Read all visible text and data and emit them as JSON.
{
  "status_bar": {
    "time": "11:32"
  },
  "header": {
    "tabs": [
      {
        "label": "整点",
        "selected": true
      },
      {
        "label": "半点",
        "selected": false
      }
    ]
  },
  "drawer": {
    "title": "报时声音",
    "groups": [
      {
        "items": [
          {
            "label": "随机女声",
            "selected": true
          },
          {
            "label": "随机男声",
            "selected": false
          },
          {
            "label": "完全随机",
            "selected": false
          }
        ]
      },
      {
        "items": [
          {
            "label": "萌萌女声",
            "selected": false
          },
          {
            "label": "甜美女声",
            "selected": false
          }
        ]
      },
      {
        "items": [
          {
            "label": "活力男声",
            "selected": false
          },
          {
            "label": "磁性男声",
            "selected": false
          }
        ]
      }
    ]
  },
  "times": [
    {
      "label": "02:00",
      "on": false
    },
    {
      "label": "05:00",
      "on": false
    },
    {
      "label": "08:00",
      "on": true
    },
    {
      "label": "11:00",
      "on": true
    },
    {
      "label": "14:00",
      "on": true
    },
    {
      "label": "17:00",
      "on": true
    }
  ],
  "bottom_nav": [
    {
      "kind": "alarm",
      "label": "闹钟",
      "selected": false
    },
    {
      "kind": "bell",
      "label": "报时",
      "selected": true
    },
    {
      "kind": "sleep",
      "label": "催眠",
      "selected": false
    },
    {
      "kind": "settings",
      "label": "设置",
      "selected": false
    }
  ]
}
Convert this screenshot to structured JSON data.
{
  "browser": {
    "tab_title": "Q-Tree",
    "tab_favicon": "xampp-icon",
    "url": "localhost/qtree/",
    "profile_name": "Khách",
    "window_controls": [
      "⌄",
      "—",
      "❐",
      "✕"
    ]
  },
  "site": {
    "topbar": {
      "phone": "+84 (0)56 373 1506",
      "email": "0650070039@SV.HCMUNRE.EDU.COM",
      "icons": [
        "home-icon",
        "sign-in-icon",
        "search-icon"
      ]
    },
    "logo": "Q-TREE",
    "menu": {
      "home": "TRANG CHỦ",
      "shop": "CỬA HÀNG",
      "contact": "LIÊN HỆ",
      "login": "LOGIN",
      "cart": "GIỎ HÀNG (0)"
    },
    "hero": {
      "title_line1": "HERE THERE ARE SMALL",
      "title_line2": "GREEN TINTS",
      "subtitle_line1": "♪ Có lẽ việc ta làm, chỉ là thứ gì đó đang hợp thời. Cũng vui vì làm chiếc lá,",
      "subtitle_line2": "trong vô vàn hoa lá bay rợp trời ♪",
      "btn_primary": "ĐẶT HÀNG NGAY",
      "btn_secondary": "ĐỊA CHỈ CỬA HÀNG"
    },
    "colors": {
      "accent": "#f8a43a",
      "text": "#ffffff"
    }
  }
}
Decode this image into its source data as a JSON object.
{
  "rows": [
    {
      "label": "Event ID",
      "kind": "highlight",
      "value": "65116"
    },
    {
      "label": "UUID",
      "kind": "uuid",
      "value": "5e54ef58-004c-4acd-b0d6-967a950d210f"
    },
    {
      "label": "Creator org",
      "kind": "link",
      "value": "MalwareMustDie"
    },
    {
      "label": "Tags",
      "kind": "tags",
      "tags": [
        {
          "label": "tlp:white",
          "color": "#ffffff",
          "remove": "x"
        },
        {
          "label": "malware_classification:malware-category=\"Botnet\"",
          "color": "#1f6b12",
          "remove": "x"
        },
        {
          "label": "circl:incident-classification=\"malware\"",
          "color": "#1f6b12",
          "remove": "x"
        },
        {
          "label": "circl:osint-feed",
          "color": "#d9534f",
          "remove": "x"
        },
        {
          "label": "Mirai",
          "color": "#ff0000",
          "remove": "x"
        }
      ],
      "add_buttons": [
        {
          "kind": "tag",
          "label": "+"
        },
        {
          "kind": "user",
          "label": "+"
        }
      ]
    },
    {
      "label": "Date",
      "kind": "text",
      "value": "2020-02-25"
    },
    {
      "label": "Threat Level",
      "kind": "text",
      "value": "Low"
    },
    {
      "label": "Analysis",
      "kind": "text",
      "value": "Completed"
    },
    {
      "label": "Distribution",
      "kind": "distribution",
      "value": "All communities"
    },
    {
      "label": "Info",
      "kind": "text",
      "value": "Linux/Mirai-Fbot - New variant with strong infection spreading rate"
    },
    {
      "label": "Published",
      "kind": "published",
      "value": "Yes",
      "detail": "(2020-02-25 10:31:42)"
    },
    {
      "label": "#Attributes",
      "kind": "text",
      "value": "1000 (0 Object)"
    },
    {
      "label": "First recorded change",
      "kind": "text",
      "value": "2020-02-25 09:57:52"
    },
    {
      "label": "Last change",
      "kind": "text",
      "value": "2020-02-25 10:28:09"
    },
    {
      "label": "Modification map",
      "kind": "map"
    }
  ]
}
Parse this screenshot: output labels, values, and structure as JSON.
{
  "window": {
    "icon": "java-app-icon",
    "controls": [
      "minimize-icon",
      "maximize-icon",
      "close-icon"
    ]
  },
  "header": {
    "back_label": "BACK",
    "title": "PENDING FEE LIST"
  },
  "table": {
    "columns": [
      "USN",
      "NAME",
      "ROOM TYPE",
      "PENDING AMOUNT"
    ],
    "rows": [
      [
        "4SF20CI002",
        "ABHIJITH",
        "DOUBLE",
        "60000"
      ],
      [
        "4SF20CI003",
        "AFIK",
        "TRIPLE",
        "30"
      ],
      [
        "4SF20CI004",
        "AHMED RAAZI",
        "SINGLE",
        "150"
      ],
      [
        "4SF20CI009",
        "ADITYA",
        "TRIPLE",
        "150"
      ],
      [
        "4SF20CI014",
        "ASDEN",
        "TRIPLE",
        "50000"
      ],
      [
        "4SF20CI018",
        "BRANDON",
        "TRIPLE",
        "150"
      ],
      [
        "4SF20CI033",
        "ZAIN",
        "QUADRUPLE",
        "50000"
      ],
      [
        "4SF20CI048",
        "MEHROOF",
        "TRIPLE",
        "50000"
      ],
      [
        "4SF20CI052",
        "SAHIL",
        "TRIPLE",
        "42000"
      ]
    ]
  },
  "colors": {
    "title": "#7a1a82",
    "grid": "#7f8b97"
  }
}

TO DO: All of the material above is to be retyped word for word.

YOUR SOLUTION:
Read all visible text and data and emit them as JSON.
{
  "status_bar": {
    "time": "11:32"
  },
  "header": {
    "tabs": [
      {
        "label": "整点",
        "selected": true
      },
      {
        "label": "半点",
        "selected": false
      }
    ]
  },
  "drawer": {
    "title": "报时声音",
    "groups": [
      {
        "items": [
          {
            "label": "随机女声",
            "selected": true
          },
          {
            "label": "随机男声",
            "selected": false
          },
          {
            "label": "完全随机",
            "selected": false
          }
        ]
      },
      {
        "items": [
          {
            "label": "萌萌女声",
            "selected": false
          },
          {
            "label": "甜美女声",
            "selected": false
          }
        ]
      },
      {
        "items": [
          {
            "label": "活力男声",
            "selected": false
          },
          {
            "label": "磁性男声",
            "selected": false
          }
        ]
      }
    ]
  },
  "times": [
    {
      "label": "02:00",
      "on": false
    },
    {
      "label": "05:00",
      "on": false
    },
    {
      "label": "08:00",
      "on": true
    },
    {
      "label": "11:00",
      "on": true
    },
    {
      "label": "14:00",
      "on": true
    },
    {
      "label": "17:00",
      "on": true
    }
  ],
  "bottom_nav": [
    {
      "kind": "alarm",
      "label": "闹钟",
      "selected": false
    },
    {
      "kind": "bell",
      "label": "报时",
      "selected": true
    },
    {
      "kind": "sleep",
      "label": "催眠",
      "selected": false
    },
    {
      "kind": "settings",
      "label": "设置",
      "selected": false
    }
  ]
}
Convert this screenshot to structured JSON data.
{
  "browser": {
    "tab_title": "Q-Tree",
    "tab_favicon": "xampp-icon",
    "url": "localhost/qtree/",
    "profile_name": "Khách",
    "window_controls": [
      "⌄",
      "—",
      "❐",
      "✕"
    ]
  },
  "site": {
    "topbar": {
      "phone": "+84 (0)56 373 1506",
      "email": "0650070039@SV.HCMUNRE.EDU.COM",
      "icons": [
        "home-icon",
        "sign-in-icon",
        "search-icon"
      ]
    },
    "logo": "Q-TREE",
    "menu": {
      "home": "TRANG CHỦ",
      "shop": "CỬA HÀNG",
      "contact": "LIÊN HỆ",
      "login": "LOGIN",
      "cart": "GIỎ HÀNG (0)"
    },
    "hero": {
      "title_line1": "HERE THERE ARE SMALL",
      "title_line2": "GREEN TINTS",
      "subtitle_line1": "♪ Có lẽ việc ta làm, chỉ là thứ gì đó đang hợp thời. Cũng vui vì làm chiếc lá,",
      "subtitle_line2": "trong vô vàn hoa lá bay rợp trời ♪",
      "btn_primary": "ĐẶT HÀNG NGAY",
      "btn_secondary": "ĐỊA CHỈ CỬA HÀNG"
    },
    "colors": {
      "accent": "#f8a43a",
      "text": "#ffffff"
    }
  }
}
Decode this image into its source data as a JSON object.
{
  "rows": [
    {
      "label": "Event ID",
      "kind": "highlight",
      "value": "65116"
    },
    {
      "label": "UUID",
      "kind": "uuid",
      "value": "5e54ef58-004c-4acd-b0d6-967a950d210f"
    },
    {
      "label": "Creator org",
      "kind": "link",
      "value": "MalwareMustDie"
    },
    {
      "label": "Tags",
      "kind": "tags",
      "tags": [
        {
          "label": "tlp:white",
          "color": "#ffffff",
          "remove": "x"
        },
        {
          "label": "malware_classification:malware-category=\"Botnet\"",
          "color": "#1f6b12",
          "remove": "x"
        },
        {
          "label": "circl:incident-classification=\"malware\"",
          "color": "#1f6b12",
          "remove": "x"
        },
        {
          "label": "circl:osint-feed",
          "color": "#d9534f",
          "remove": "x"
        },
        {
          "label": "Mirai",
          "color": "#ff0000",
          "remove": "x"
        }
      ],
      "add_buttons": [
        {
          "kind": "tag",
          "label": "+"
        },
        {
          "kind": "user",
          "label": "+"
        }
      ]
    },
    {
      "label": "Date",
      "kind": "text",
      "value": "2020-02-25"
    },
    {
      "label": "Threat Level",
      "kind": "text",
      "value": "Low"
    },
    {
      "label": "Analysis",
      "kind": "text",
      "value": "Completed"
    },
    {
      "label": "Distribution",
      "kind": "distribution",
      "value": "All communities"
    },
    {
      "label": "Info",
      "kind": "text",
      "value": "Linux/Mirai-Fbot - New variant with strong infection spreading rate"
    },
    {
      "label": "Published",
      "kind": "published",
      "value": "Yes",
      "detail": "(2020-02-25 10:31:42)"
    },
    {
      "label": "#Attributes",
      "kind": "text",
      "value": "1000 (0 Object)"
    },
    {
      "label": "First recorded change",
      "kind": "text",
      "value": "2020-02-25 09:57:52"
    },
    {
      "label": "Last change",
      "kind": "text",
      "value": "2020-02-25 10:28:09"
    },
    {
      "label": "Modification map",
      "kind": "map"
    }
  ]
}
Parse this screenshot: output labels, values, and structure as JSON.
{
  "window": {
    "icon": "java-app-icon",
    "controls": [
      "minimize-icon",
      "maximize-icon",
      "close-icon"
    ]
  },
  "header": {
    "back_label": "BACK",
    "title": "PENDING FEE LIST"
  },
  "table": {
    "columns": [
      "USN",
      "NAME",
      "ROOM TYPE",
      "PENDING AMOUNT"
    ],
    "rows": [
      [
        "4SF20CI002",
        "ABHIJITH",
        "DOUBLE",
        "60000"
      ],
      [
        "4SF20CI003",
        "AFIK",
        "TRIPLE",
        "30"
      ],
      [
        "4SF20CI004",
        "AHMED RAAZI",
        "SINGLE",
        "150"
      ],
      [
        "4SF20CI009",
        "ADITYA",
        "TRIPLE",
        "150"
      ],
      [
        "4SF20CI014",
        "ASDEN",
        "TRIPLE",
        "50000"
      ],
      [
        "4SF20CI018",
        "BRANDON",
        "TRIPLE",
        "150"
      ],
      [
        "4SF20CI033",
        "ZAIN",
        "QUADRUPLE",
        "50000"
      ],
      [
        "4SF20CI048",
        "MEHROOF",
        "TRIPLE",
        "50000"
      ],
      [
        "4SF20CI052",
        "SAHIL",
        "TRIPLE",
        "42000"
      ]
    ]
  },
  "colors": {
    "title": "#7a1a82",
    "grid": "#7f8b97"
  }
}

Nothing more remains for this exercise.